▶ **Assigned task**:
The answer should consist of each line from the data below that includes "Monsha".

Data to use Block Start

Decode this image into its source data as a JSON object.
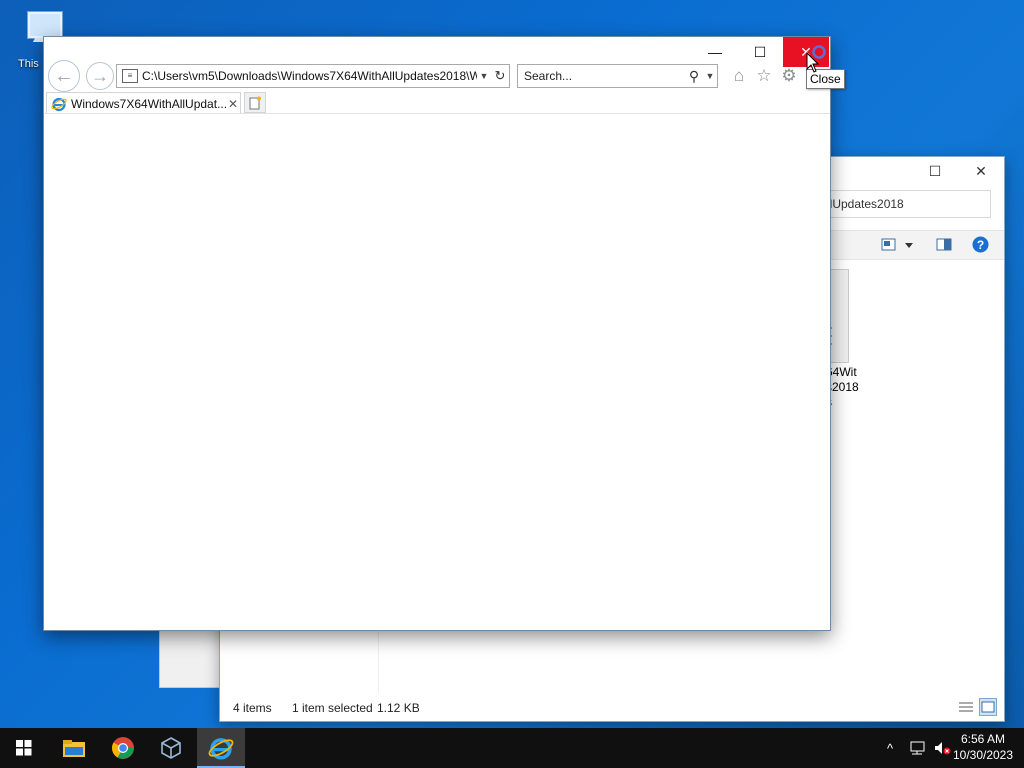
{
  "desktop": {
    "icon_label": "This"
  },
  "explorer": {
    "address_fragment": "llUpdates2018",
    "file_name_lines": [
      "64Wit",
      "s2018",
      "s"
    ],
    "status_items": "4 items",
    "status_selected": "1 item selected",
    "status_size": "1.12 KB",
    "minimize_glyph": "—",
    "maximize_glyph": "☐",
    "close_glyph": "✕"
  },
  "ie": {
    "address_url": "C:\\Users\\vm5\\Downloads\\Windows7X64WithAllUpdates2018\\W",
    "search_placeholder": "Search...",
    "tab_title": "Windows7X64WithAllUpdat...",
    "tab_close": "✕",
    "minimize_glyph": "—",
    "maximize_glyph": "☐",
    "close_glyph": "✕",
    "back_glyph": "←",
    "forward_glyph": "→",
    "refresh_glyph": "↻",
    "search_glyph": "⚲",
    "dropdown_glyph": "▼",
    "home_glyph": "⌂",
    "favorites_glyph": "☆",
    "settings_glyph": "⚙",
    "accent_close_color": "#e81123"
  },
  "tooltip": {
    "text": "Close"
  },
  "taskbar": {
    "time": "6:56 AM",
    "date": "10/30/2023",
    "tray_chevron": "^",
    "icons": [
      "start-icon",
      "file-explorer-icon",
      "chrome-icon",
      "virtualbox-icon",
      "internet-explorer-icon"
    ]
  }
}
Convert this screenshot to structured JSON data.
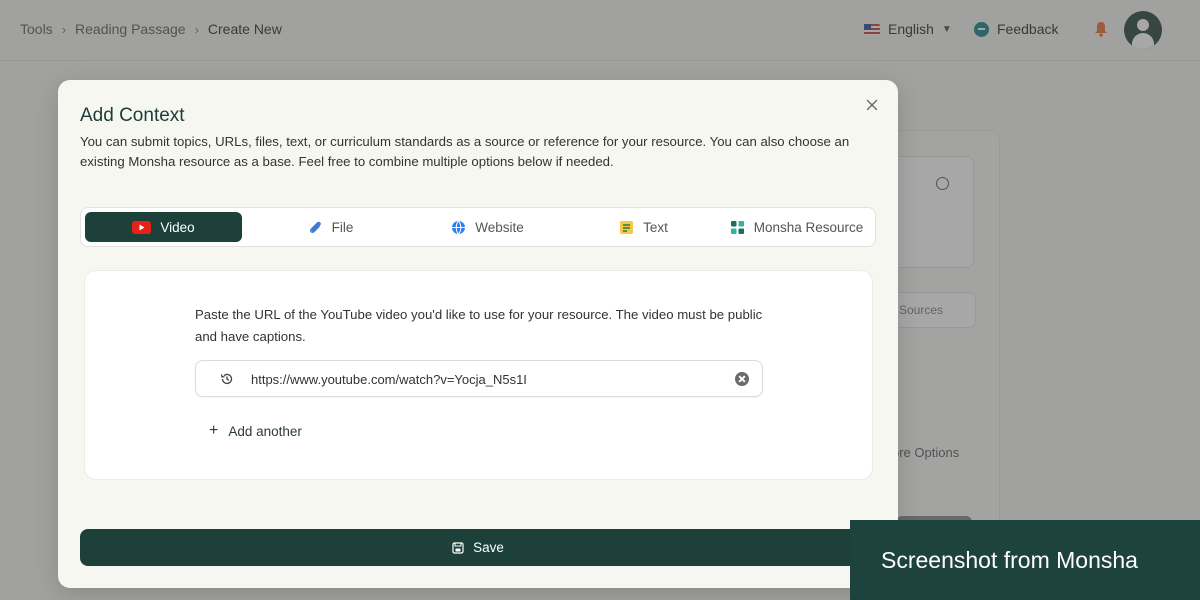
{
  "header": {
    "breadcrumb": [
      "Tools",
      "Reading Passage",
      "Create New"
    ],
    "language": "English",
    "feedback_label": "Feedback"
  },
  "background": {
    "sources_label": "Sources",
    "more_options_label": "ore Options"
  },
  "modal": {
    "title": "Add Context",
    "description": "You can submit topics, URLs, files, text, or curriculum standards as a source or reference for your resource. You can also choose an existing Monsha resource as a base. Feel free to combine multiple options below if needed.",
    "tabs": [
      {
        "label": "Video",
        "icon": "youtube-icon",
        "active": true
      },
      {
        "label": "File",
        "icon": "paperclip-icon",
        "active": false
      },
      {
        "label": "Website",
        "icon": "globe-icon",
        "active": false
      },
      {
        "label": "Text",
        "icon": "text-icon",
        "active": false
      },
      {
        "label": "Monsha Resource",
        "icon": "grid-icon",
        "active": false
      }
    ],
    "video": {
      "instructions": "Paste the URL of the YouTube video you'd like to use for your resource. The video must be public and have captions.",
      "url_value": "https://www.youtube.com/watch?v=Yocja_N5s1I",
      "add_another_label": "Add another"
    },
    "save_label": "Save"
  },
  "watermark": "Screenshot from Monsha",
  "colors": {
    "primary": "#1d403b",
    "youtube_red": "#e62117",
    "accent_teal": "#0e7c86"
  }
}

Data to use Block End

▶ **Answer below**:
    "description": "You can submit topics, URLs, files, text, or curriculum standards as a source or reference for your resource. You can also choose an existing Monsha resource as a base. Feel free to combine multiple options below if needed.",
        "label": "Monsha Resource",
  "watermark": "Screenshot from Monsha",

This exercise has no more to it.